For this weekend's Motley Fool Money radio show, I interviewed Carl Quintanilla, co-host of CNBC's Squawk Box and host of "Trash Inc.: The Secret Life of Garbage," a CNBC documentary that airs Sept. 29 at 9:00 p.m. What follows is part of our conversation.
Chris Hill: Most people I think are like me in that we think about trash once a week when it gets collected. What is it about garbage that made you want to investigate this industry?
Carl Quintanilla: I think the genesis of it probably came from watching the performance of some of these stocks, even as other stocks were getting trounced. We wondered why there was such resilience in these few public names, even as the rest of the market was getting hammered. The more we looked at it, the more we realized exactly your point, and that it may be the most misunderstood economic commodity out there because it ends up having a surprising amount of value after it is gone. But most people's experience with it is exactly as you described. You put it on the curb, it goes away, you have no idea how far it goes or how much it costs to go to that place or who is paying for it to go there. That all lent itself to what turned out to be an extremely rich look at a very strange industry.

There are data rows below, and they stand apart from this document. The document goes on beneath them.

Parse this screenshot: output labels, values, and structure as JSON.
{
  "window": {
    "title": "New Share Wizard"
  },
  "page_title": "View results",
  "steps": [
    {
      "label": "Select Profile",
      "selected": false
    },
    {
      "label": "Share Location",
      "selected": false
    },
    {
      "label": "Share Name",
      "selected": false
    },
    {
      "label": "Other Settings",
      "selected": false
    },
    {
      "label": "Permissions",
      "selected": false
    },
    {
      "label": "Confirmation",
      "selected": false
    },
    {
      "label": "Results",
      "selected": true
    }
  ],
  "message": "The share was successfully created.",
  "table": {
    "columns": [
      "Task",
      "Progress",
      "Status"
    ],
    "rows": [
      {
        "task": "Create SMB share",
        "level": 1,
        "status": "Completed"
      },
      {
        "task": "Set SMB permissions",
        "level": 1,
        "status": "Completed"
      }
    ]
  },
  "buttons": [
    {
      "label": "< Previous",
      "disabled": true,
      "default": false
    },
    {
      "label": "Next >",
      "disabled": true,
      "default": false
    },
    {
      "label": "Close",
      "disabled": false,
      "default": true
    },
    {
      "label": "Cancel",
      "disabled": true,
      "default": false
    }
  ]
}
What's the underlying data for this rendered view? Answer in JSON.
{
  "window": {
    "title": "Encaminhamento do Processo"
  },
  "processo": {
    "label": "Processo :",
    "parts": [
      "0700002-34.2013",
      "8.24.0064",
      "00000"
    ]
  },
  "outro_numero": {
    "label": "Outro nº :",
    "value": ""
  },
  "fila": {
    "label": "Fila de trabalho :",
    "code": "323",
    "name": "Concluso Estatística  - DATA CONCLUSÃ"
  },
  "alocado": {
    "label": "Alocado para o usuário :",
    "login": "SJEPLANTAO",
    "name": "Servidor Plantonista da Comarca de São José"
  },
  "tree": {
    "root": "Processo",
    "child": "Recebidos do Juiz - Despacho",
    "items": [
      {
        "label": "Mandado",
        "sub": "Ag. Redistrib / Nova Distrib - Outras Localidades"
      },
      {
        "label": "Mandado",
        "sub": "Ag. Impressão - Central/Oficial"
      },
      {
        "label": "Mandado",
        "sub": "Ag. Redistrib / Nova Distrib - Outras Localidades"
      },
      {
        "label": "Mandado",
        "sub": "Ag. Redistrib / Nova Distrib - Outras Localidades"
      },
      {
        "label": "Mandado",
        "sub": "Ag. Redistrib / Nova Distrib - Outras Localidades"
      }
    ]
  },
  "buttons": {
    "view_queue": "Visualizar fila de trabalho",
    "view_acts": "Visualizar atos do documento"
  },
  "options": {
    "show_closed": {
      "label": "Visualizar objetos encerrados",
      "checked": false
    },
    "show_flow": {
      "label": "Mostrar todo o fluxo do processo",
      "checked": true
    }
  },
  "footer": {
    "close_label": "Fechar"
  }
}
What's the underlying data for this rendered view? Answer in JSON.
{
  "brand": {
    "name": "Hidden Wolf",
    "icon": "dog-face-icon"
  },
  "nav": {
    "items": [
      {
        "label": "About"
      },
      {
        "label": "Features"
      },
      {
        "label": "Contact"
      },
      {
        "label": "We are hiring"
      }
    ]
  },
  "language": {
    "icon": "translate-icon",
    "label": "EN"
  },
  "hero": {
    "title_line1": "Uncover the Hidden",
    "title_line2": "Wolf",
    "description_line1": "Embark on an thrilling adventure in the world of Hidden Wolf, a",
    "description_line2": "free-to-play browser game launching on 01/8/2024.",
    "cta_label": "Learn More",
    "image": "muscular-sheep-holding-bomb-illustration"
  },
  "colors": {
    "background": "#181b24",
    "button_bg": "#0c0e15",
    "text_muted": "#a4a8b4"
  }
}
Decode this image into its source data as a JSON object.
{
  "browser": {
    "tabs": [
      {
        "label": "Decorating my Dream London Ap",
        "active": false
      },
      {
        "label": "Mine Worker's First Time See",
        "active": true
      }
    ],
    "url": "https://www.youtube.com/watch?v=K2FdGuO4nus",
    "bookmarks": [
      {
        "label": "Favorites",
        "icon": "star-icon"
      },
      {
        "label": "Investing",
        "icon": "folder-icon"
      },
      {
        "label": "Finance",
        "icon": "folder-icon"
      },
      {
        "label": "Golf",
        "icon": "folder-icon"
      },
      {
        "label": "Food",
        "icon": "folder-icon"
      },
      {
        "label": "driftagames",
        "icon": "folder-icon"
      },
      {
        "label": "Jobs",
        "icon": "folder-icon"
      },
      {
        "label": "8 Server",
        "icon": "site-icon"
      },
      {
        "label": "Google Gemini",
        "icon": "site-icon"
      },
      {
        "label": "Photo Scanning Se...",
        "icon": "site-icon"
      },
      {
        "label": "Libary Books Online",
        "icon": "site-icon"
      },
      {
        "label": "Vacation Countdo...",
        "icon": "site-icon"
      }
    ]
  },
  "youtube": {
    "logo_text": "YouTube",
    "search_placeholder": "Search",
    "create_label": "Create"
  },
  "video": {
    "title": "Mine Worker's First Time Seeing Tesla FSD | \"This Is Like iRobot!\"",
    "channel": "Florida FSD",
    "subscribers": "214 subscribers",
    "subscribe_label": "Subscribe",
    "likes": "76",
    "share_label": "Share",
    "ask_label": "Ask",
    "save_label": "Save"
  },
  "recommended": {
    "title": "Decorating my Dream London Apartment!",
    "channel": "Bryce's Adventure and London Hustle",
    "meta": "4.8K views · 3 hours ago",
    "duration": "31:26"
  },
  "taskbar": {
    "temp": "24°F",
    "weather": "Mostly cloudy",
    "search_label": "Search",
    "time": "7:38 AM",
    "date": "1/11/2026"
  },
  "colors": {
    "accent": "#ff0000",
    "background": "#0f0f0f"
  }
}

Hill: I thought maybe you had ticked off your bosses at CNBC and they said, "I know, let's send Carl to a landfill halfway around the world."
Quintanilla: (Laughing) Try five landfills. Can I say it was pleasant? No. Did I go through multiple pairs of shoes and pants? Yes. Look, they are ridiculously advanced from an engineering standpoint, and they have even managed to find ways to minimize the odor, but would I want to spend the rest of the afternoon there, even with you? The answer is probably no.
Hill: Some of the numbers in your documentary are astonishing. Garbage in America is at an all-time high, 250 million tons a year, more than four pounds a day per person for everyone in the United States. What surprised you the most when you were working on this documentary?
Quintanilla: Well I think, well, two things, I guess. One is we all hear about the NIMBY problem, right? "Not in my backyard" is an old saying in the industry. Everybody wants it picked up and nobody wants it put down. It is a municipal economic story, but a lot of these small towns in America are making a bargain to bring these landfills in, take a cut of the fees and basically boosting their local budgets by 50%. That pays for a lot of Little League fields and community theaters. So that NIMBY problem seems to be fading, which is really interesting.
The other thing is that as we have gone through this economic rough spot, trash levels, the amount of stuff you and I throw away has obviously flattened out. Commercial trash, mostly stuff that they used to pick up from housing and commercial real estate, that has obviously cratered. So where does the industry make up the difference for that volume, that loss of revenue?
It turns out they are finding ways to turn trash, in most cases, into energy, just like Dr. Emmet Brown does at the end of Back to the Future where he pulls up in the DeLorean, puts trash in Mr. Fusion and flies away. That ended up not being that far from the truth. We visit this one BMW plant where half of the electric grid is powered by methane gas. That blew me away. I had no idea that they were that so far along in terms of energy generation with trash.
Hill: A couple of the leaders in this industry are companies like Waste Management
Quintanilla: It would be very difficult for a new player to come in and have their kind of vertical integration. There are hundreds, maybe thousands of private collectors, because a truck, you and I could go out and buy a truck for $250K, and we could start collecting trash in New York City and get paid, right?
Quintanilla: But we would have to eventually pay someone else to park it, wherever it went, into the landfill. What Waste Management and Republic and those guys, the big guys, have is that chain where they own the landfill, they own the trucks. In some cases they either own or contract the rail. That is where all of their cash generation comes from and as you know, Chris, that cash is so flush and so attractive, and that is why the industry for years was a hotbed of organized crime. It was an efficient way to launder money, just because of the sheer amount of cash flow in these companies. It is incredible.
Hill: When Warren Buffett came out earlier this year with the annual letter for Berkshire Hathaway
Quintanilla: Well far be it from you or me to speak for Buffett, but when you look at that position and you look at Burlington Northern, I mean his bet, and granted, he is thinking on a time horizon that might not coincide with a lot of investors, but his bet long term is a play on goods moving around the country, whether they are going to the consumer or away from the consumer, in the case of garbage. That is a thesis that he has stuck with. It has been years now, and you are right, he absolutely doubled down with Republic and with Burlington. It is going to be fascinating to see if it turns out to be right, but given his track record, who wants to bet against him?
The entire interview with Carl Quintanilla airs this weekend on Motley Fool Money on radio stations across America and on iTunes.